Dataset entries:

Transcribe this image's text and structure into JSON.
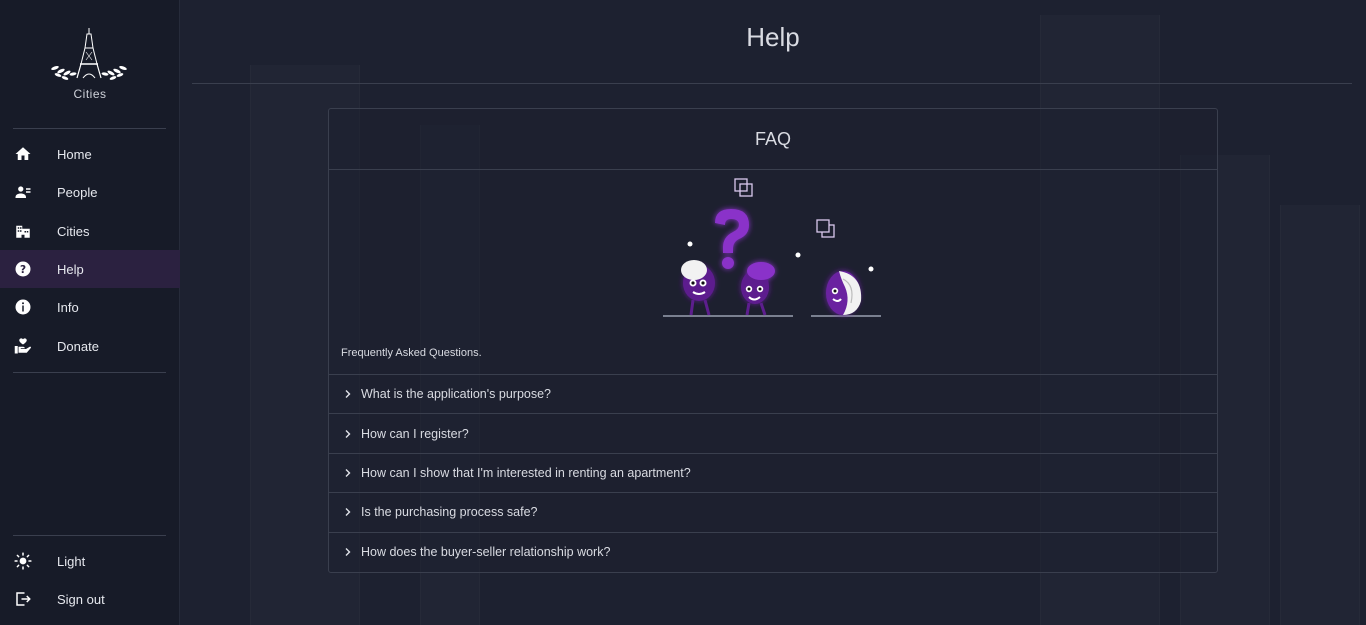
{
  "app": {
    "logo_text": "Cities"
  },
  "page": {
    "title": "Help"
  },
  "sidebar": {
    "items": [
      {
        "label": "Home",
        "icon": "home-icon"
      },
      {
        "label": "People",
        "icon": "people-icon"
      },
      {
        "label": "Cities",
        "icon": "building-icon"
      },
      {
        "label": "Help",
        "icon": "question-icon",
        "active": true
      },
      {
        "label": "Info",
        "icon": "info-icon"
      },
      {
        "label": "Donate",
        "icon": "donate-icon"
      }
    ],
    "bottom": [
      {
        "label": "Light",
        "icon": "sun-icon"
      },
      {
        "label": "Sign out",
        "icon": "sign-out-icon"
      }
    ]
  },
  "faq": {
    "title": "FAQ",
    "subtitle": "Frequently Asked Questions.",
    "questions": [
      "What is the application's purpose?",
      "How can I register?",
      "How can I show that I'm interested in renting an apartment?",
      "Is the purchasing process safe?",
      "How does the buyer-seller relationship work?"
    ]
  },
  "colors": {
    "accent": "#7b2ab8",
    "active_bg": "#2b2140",
    "bg": "#1d2130",
    "sidebar_bg": "#171b28"
  }
}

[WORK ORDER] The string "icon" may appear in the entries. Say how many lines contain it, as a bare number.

[WRITTEN ANSWER] 8